Kai Foerstl, Dipl.-Kfm. Kai Foerstl, Dipl.-Kfm., is a Ph.D. candidate and research assistant at the European Business School,Wiesbaden (Germany),
Evi Hartmann, Dr. Ing. Evi Hartmann, Dr. Ing., is Professor of Logistics at the Friedrich-Alexander University, Erlangen-Nuernberg (Germany) and
Constantin Blome, Ph.D. Constantin Blome, Ph.D., is Assistant Professor for Sourcing in Emerging Markets at the European Business School, Oestrich-Winkel (Germany).
A Four-Filter Method for Outsourcing to Low-Cost Countries
Many companies face the challenge of outsourcing to low-cost countries. Still, many managers seem to be uncertain about (1) which inputs should be selected for this exercise; (2) which countries are preferred; and (3) whether to deal directly with suppliers, or through a local distributor or agent. This paper deals with these three aspects in offering a practical and tested method, derived from theory. In each of four steps, inputs are filtered out that are less suitable for sourcing from low-cost countries. Step 1 clusters all of the hundreds of inputs into 50-90 product families. A portfolio analysis of the resulting product families in Step 2 enables differentiation in the nature of goods and services acquired and their supplier relationship characteristics. In this step, unique products and low-volume, low-value inputs are filtered out. In Step 3, managers score the remaining product families on operationalized process and product characteristics. Based on these scores, product families are assigned to four categories: (1) "Global Sourcing" or direct off-shoring; (2) "Source Global, Buy Local" or indirect off-shoring — for example, produced in China but bought through a local agent/distributor; (3) "Buy Regional", or near-shoring; and (4) "Vicinity Buying". Step 4 compares the present total costs of product families with the potential total costs after a switch toward the proposed areas. A case study revealed a significant potential for reduction in total costs for selected product families. In practice, the method serves three ends: (1) it clarifies the various product and process characteristics that are perceived as important by the stakeholders involved; (2) it guides the selection process of potential product families and potential areas in a structured way; and (3) it makes visible the financial results of alternatives to the present way of sourcing.

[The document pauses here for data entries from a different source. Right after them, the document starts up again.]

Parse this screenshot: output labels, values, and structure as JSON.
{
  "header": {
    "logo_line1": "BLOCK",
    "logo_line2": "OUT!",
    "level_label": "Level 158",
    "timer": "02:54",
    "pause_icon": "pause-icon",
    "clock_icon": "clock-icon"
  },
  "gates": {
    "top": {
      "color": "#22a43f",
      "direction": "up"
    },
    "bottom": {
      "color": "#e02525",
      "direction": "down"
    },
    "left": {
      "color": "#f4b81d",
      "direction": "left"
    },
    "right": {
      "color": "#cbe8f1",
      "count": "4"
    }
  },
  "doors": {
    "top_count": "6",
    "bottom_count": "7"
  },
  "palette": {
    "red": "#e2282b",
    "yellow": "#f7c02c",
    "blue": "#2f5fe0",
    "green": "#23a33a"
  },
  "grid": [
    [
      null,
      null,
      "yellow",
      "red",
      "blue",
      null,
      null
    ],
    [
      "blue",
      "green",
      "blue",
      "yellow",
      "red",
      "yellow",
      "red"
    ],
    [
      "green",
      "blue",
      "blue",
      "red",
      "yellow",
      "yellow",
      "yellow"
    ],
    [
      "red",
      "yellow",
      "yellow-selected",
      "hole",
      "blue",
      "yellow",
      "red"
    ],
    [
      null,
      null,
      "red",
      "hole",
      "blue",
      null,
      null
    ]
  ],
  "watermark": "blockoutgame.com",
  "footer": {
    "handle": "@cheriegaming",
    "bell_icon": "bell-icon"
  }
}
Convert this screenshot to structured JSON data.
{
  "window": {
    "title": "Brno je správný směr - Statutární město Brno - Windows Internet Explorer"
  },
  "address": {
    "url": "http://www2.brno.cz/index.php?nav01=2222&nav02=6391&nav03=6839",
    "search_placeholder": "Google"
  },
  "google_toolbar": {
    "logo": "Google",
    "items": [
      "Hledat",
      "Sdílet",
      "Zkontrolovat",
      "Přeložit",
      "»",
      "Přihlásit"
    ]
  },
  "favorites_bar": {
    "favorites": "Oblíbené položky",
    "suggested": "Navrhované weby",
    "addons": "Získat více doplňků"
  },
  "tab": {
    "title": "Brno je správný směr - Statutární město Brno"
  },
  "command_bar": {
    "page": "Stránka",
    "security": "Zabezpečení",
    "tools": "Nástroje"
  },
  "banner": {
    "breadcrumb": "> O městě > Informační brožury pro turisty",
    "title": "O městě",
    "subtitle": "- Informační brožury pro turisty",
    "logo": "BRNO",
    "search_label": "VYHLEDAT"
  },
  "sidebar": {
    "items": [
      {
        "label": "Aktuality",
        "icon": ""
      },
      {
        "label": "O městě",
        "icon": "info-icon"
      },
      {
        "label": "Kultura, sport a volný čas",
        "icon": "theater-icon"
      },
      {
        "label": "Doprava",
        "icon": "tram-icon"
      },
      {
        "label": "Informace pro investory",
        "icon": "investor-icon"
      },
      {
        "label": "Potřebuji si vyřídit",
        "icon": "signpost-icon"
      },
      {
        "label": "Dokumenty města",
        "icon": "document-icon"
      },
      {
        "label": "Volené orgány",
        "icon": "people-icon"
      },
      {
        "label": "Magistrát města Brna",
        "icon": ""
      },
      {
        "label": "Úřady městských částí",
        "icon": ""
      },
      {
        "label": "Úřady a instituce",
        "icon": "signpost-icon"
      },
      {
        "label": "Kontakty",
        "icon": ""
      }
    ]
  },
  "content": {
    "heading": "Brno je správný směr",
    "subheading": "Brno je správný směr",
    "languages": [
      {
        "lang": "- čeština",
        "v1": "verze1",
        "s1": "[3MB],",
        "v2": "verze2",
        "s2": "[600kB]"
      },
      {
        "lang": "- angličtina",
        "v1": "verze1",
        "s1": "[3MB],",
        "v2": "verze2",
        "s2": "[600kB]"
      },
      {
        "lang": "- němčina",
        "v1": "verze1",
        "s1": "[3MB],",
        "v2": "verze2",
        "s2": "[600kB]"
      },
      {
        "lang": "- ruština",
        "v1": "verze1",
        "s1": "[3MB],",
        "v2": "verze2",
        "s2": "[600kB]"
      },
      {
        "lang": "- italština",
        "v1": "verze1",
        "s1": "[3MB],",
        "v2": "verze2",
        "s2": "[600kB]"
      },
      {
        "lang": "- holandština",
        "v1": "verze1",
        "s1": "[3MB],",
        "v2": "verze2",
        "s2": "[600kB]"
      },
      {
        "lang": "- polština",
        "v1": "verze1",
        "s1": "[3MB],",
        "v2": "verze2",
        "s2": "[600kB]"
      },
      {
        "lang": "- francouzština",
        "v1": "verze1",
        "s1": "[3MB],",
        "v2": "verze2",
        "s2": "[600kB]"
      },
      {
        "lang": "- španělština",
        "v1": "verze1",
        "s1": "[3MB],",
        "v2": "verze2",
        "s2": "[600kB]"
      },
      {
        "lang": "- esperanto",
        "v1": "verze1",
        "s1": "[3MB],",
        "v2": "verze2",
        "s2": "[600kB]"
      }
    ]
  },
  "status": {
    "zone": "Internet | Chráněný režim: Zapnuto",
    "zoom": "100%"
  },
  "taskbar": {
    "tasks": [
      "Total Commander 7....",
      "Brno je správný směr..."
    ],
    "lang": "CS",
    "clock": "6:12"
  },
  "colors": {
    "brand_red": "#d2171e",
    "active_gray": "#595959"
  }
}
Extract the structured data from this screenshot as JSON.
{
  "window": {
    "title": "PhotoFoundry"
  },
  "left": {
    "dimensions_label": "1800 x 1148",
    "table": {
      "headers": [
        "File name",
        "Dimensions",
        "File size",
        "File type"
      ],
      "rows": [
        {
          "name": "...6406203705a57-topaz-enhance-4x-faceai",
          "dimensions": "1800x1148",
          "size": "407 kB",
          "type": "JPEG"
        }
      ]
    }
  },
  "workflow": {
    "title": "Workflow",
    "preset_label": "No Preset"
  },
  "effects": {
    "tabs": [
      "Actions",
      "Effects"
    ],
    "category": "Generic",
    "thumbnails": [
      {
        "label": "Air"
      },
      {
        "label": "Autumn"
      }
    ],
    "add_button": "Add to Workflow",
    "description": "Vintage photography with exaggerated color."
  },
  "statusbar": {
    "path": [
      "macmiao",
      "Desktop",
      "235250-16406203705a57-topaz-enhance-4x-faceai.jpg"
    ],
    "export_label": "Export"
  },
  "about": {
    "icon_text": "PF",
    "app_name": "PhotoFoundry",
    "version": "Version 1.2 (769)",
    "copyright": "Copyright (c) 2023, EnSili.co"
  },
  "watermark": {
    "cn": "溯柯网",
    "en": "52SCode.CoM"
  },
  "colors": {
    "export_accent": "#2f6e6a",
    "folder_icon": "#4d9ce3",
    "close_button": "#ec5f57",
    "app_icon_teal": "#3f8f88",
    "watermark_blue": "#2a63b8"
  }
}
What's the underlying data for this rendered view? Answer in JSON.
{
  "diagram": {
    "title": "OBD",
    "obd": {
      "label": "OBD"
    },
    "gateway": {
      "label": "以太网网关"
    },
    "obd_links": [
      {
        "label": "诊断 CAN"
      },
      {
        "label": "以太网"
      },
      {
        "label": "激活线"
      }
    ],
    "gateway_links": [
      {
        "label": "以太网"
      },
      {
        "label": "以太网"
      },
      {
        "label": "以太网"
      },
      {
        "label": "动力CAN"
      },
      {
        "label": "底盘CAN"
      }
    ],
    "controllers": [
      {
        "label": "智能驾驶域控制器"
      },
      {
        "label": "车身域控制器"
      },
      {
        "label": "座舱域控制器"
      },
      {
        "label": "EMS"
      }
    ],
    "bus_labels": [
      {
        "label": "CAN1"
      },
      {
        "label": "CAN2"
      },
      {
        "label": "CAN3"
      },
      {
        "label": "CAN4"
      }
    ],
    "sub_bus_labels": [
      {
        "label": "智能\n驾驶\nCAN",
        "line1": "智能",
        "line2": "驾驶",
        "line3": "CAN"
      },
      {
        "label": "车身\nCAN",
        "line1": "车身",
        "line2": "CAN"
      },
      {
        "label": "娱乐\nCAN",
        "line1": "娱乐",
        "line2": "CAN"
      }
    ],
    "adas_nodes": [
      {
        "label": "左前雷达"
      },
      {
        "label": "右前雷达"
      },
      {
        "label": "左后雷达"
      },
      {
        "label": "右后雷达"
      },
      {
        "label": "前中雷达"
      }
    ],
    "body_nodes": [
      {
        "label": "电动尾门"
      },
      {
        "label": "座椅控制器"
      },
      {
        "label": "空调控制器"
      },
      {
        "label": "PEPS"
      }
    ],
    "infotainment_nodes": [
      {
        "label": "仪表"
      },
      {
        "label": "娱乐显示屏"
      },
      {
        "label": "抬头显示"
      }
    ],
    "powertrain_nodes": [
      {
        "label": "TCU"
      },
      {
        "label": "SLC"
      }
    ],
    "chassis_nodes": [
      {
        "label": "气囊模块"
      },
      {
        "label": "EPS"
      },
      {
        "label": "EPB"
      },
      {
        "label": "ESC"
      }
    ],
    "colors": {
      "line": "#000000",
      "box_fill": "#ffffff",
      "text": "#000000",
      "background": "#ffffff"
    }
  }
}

Dirk-Jan Kamann, Ph.D. Dirk-Jan Kamann, Ph.D., is a Professor of Supply Chain Management and a member of the Faculty of Economics and Business at the University of Groningen (The Netherlands) and
Vincent van Nieulande, M.S. Vincent van Nieulande, M.S., is a procurement analyst at ASML (The Netherlands).